Pakistan had to hire four international experts (Prof James Crawford, Samuel Wordsworth, Peter Joseph Rae and Dr George Ananbale) when it referred the Baglihar case to the World Bank because it did not have local expertise. With this kind of manpower paucity in the sector, no wonder finds itself at disadvantage vis-à-vis India every time a crisis erupts. Pakistan must urgently create an institution that could provide it with expertise to deal with cross-border water crisis.
The Punjab government may continue thinking that the Indus Basin Water Treaty is a federal subject, but the fact remains that the entire rice belt, which got, and would get, affected, falls within its provincial boundaries and all those affected belong to it.
It must lead the initiatives by creating parallel institution that could build capacity of provincial water managers. Of all, the bureaucracy of the Punjab Irrigation Department has been the most unimaginative ever since India started building the dam way back in 1994. For the last 14 years, it neither realised the repercussions of the Chenab water stoppage nor created any alternative way to feed the area.
In addition to training its manpower, it should also create alternative routes to feed the rice belt. The Mangla-Marala Link Canal project, which has been lying with the Water and Power Development Authority (Wapda) for the last many years, must be dusted off and executed on priority basis.
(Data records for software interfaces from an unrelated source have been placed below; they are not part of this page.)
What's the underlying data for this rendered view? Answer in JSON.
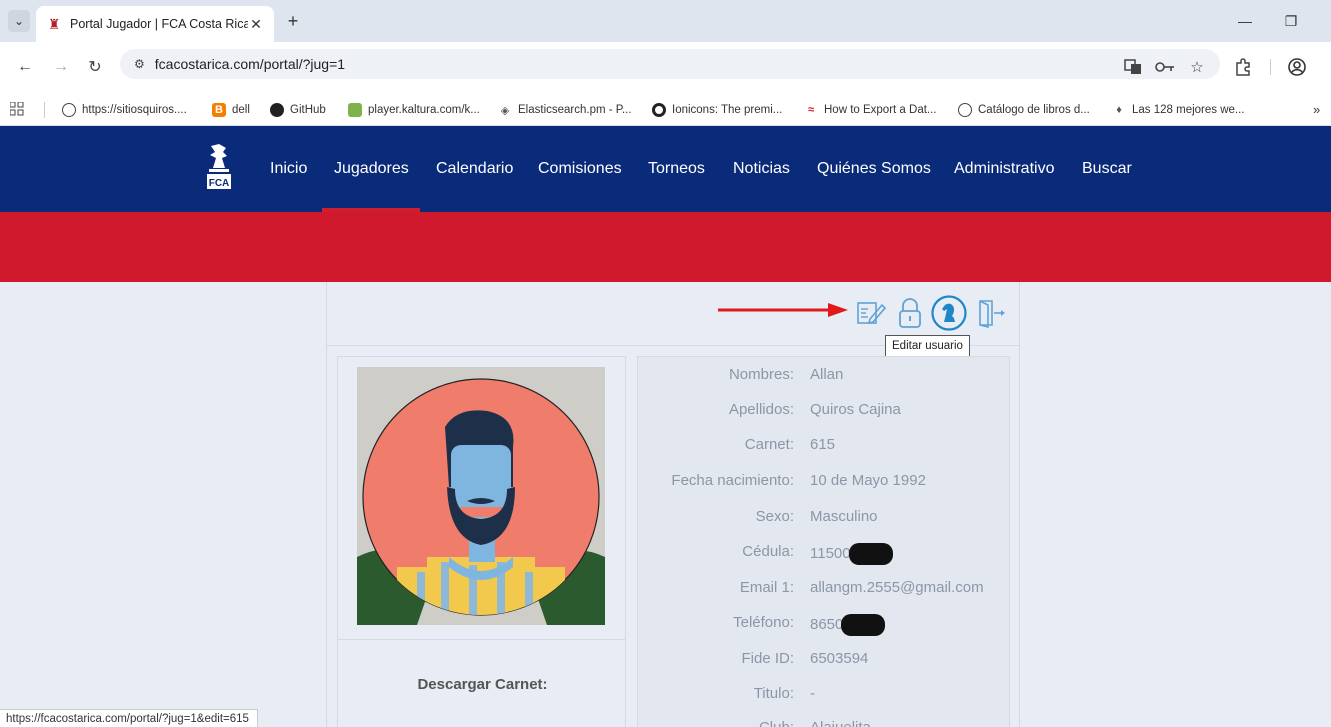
{
  "browser": {
    "tab_title": "Portal Jugador | FCA Costa Rica",
    "tab_close": "✕",
    "new_tab": "+",
    "url": "fcacostarica.com/portal/?jug=1",
    "bookmarks": [
      {
        "label": "https://sitiosquiros....",
        "icon": "globe-icon"
      },
      {
        "label": "dell",
        "icon": "blogger-icon"
      },
      {
        "label": "GitHub",
        "icon": "github-icon"
      },
      {
        "label": "player.kaltura.com/k...",
        "icon": "kaltura-icon"
      },
      {
        "label": "Elasticsearch.pm - P...",
        "icon": "elasticsearch-icon"
      },
      {
        "label": "Ionicons: The premi...",
        "icon": "ionicons-icon"
      },
      {
        "label": "How to Export a Dat...",
        "icon": "export-icon"
      },
      {
        "label": "Catálogo de libros d...",
        "icon": "globe-icon"
      },
      {
        "label": "Las 128 mejores we...",
        "icon": "pinterest-icon"
      }
    ],
    "status_url": "https://fcacostarica.com/portal/?jug=1&edit=615"
  },
  "site": {
    "logo_text": "FCA",
    "nav": [
      {
        "label": "Inicio"
      },
      {
        "label": "Jugadores"
      },
      {
        "label": "Calendario"
      },
      {
        "label": "Comisiones"
      },
      {
        "label": "Torneos"
      },
      {
        "label": "Noticias"
      },
      {
        "label": "Quiénes Somos"
      },
      {
        "label": "Administrativo"
      },
      {
        "label": "Buscar"
      }
    ],
    "active_nav": "Jugadores",
    "colors": {
      "nav_bg": "#0a2a7a",
      "accent_red": "#d0192c",
      "icon_blue": "#1f86c7"
    }
  },
  "profile": {
    "tooltip": "Editar usuario",
    "actions": [
      "edit-user-icon",
      "lock-icon",
      "knight-icon",
      "logout-icon"
    ],
    "download_label": "Descargar Carnet:",
    "fields": [
      {
        "label": "Nombres:",
        "value": "Allan"
      },
      {
        "label": "Apellidos:",
        "value": "Quiros Cajina"
      },
      {
        "label": "Carnet:",
        "value": "615"
      },
      {
        "label": "Fecha nacimiento:",
        "value": "10 de Mayo 1992"
      },
      {
        "label": "Sexo:",
        "value": "Masculino"
      },
      {
        "label": "Cédula:",
        "value": "11500",
        "redacted": true
      },
      {
        "label": "Email 1:",
        "value": "allangm.2555@gmail.com"
      },
      {
        "label": "Teléfono:",
        "value": "8650",
        "redacted": true
      },
      {
        "label": "Fide ID:",
        "value": "6503594"
      },
      {
        "label": "Titulo:",
        "value": "-"
      },
      {
        "label": "Club:",
        "value": "Alajuelita"
      }
    ]
  }
}
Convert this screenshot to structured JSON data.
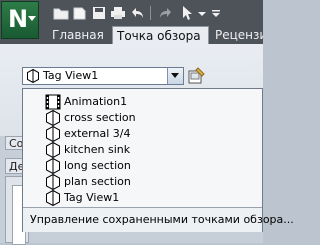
{
  "app": {
    "logo_letter": "N",
    "icon": "app-menu-icon"
  },
  "quick_access": [
    {
      "name": "folder-icon"
    },
    {
      "name": "new-doc-icon"
    },
    {
      "name": "save-icon"
    },
    {
      "name": "print-icon"
    },
    {
      "name": "undo-icon"
    },
    {
      "name": "redo-icon"
    },
    {
      "name": "select-cursor-icon"
    },
    {
      "name": "customize-icon"
    }
  ],
  "tabs": [
    {
      "label": "Главная",
      "active": false
    },
    {
      "label": "Точка обзора",
      "active": true
    },
    {
      "label": "Рецензи",
      "active": false
    }
  ],
  "viewpoint_combo": {
    "value": "Tag View1",
    "icon": "viewpoint-icon"
  },
  "save_viewpoint_button": {
    "icon": "save-viewpoint-icon"
  },
  "side_panel": {
    "tab1_label": "Со",
    "tab2_label": "Де"
  },
  "dropdown": {
    "items": [
      {
        "label": "Animation1",
        "icon": "animation-icon"
      },
      {
        "label": "cross section",
        "icon": "viewpoint-icon"
      },
      {
        "label": "external 3/4",
        "icon": "viewpoint-icon"
      },
      {
        "label": "kitchen sink",
        "icon": "viewpoint-icon"
      },
      {
        "label": "long section",
        "icon": "viewpoint-icon"
      },
      {
        "label": "plan section",
        "icon": "viewpoint-icon"
      },
      {
        "label": "Tag View1",
        "icon": "viewpoint-icon"
      }
    ],
    "manage_label": "Управление сохраненными точками обзора..."
  },
  "colors": {
    "title_bar": "#4e5259",
    "ribbon": "#e9edf2",
    "app_green": "#2d7c48"
  }
}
Otherwise the rice crop would remain vulnerable to Indian tampering every year.
Both, the federal and the provincial governments need to realise that until and unless they are able to build state institutions to look after such vital issues and equip them with required manpower, they would neither be able to predict nor pre-empt crisis that Pakistan, as a lower riparian, would continue suffering.